Investors and businesses across the world breathed a collective sigh of relief on Monday, April 16, as military airstrikes on Syria conducted by the US, France, and the UK were revealed to have a relatively limited effect on stock markets – at least for now. The Financial Times reports that US stocks opened the week on a decidedly firm note, while oil prices fell after recently reaching four-year highs. To see that global stocks have not taken a dive is a welcome surprise for the world’s markets, and can be taken as a sign of short-term bullish growth that can ease Syria uncertainties for many.
Although the geopolitical risk has yet to completely evaporate, it is encouraging to note that all sectors of the S&P 500 rose this week by 0.8% to 2,677.84 points, moving back into positive territory. In addition, CNBC reveals that the Dow Jones Industrial Average closed at 24,573.04, surging on by 212.90 points, while the Nasdaq composite advanced 0.7% to close at 7,156.28. All this has led to promising gains in the UK and EU stock markets, which had come off their third straight week of improvements after edging higher on Friday, April 13.
Economic data and earnings proved to be a positive force for global stock markets, something that Nadex attributes to the timing of the airstrikes themselves which are believed to be the biggest intervention by Western countries against current Syrian President Bashar al-Assad. Military strategists had launched their strikes after markets closed on Friday, which may be the reason behind the calm market reactions come Monday morning.
Moreover, markets are gaining confidence as the missile strikes are unlikely to trigger a broader and more prolonged conflict. The sentiment comes after US Secretary of Defense James Mattis described the strikes as a “one-time shot,” aimed at the Syrian government’s chemical weapons infrastructure. As a result, Wall Street has some high expectations for this earnings season, which has taken the global focus off of conflict. Analytics expect a 17.3% increase in first-quarter earnings.

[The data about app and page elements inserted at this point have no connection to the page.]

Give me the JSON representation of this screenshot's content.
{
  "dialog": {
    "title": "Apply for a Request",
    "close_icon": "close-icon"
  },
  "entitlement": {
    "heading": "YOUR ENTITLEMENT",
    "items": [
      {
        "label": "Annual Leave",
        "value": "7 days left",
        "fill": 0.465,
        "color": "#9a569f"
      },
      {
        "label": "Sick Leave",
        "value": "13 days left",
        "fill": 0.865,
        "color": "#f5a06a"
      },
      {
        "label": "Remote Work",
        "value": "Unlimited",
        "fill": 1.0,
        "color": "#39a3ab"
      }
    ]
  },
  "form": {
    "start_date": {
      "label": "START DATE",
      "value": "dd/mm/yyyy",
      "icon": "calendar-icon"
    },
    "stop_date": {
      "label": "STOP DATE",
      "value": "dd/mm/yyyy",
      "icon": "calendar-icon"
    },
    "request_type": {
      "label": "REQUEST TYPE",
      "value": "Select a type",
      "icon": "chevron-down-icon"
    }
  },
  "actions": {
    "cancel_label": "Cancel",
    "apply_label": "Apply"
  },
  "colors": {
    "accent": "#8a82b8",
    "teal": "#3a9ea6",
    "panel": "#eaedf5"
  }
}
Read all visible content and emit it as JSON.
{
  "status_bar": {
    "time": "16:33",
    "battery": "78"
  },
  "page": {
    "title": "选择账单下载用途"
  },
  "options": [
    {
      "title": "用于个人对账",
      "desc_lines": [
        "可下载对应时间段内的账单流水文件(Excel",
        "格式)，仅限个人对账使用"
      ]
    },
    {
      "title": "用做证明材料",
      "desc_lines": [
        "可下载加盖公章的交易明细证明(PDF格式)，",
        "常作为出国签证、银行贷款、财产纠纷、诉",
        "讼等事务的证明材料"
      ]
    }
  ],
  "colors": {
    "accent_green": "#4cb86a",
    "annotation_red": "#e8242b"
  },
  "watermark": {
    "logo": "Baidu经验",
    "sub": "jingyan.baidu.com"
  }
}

In reaction to this news, UK stocks and the Pound Sterling enjoyed a welcome lift to start the week as well. The Guardian suggests that the currency, which has since risen above $1.43, is on its second highest level since the Brexit vote and is the highest since January 2018. UK markets took a quick dip at the end of Monday but quickly recovered to close April 17 on a high note, bolstered by wage growth. Labor market data revealed that this is the first time wages grew more than inflation in almost a year, which bodes well for UK markets and can help cement expectations for higher rate rises from the Bank of England by May this year.
Stocks in focus
Local stocks finished impressively higher on Tuesday, with the FTSE 100 index posting a 0.39% increase to 7,226.05 points to recover from its recent 0.1% loss. Shares of Associated British Foods PLC closed up with a 4.1% increase, following a rise in first-half revenues in UK Primark stores. Meanwhile, high street retailer JD Sports Fashion PLC rose by 5.4% from a full-year pretax profit of 24% for the 2018 fiscal year.
Outside Britain, Germany’s DAX 30 index surged by 1.6% to end at 12,585.57 points on Tuesday, the highest posting since February 7. France CAC 40, meanwhile, rose by 0.8% to 5,353.54 to represent its highest since February 2. Overall, The Stoxx Europe 600 index rose 0.8% to 380.77, the highest level since February 27.
The road ahead for investors
In light of all this – the US/UK/France air strikes, and its implications on the global stock market – what is the best course of action for those with stock market investments? Market Watch’s Mark Hulbert suggests everyone should sit tight and “do nothing.”
The investment and trade expert shares that those planning to sell after seeing airstrike headlines or – on the off chance of a retaliation, that Russia has fired back – will already be too late. Investment firms will have quickly sold stocks that are in danger of falling in light of any conflict escalation before you would have heard of news about it. Moreover, the stock market’s post-crisis low is actually a good buying opportunity as nervous investors sell off stock. Market history has shown that stock markets have a knack for rebounding powerfully within six months of geopolitical crises. For instance, the Dow Jones Industrial Average posted positive numbers less than two months after the 9/11 terrorist attacks, higher than they had been on September 10, a day before the crisis. By carefully studying stock market movements in crisis, it can be inferred that the markets eventually makes it back to where they would have been anyway.
Of course, the moral arguments for and against the airstrikes leave much to be discussed. But from an investment standpoint, the lesson is that worrying about your investments in a time of geopolitical crisis actually has no purpose, as the market is bound to bounce back.
As for the UK stock market in general, much and more can be expected from its performance in the coming months. Investors cautiously but optimistically hope to reap the benefits of dropping unemployment rates and a stronger Pound Sterling.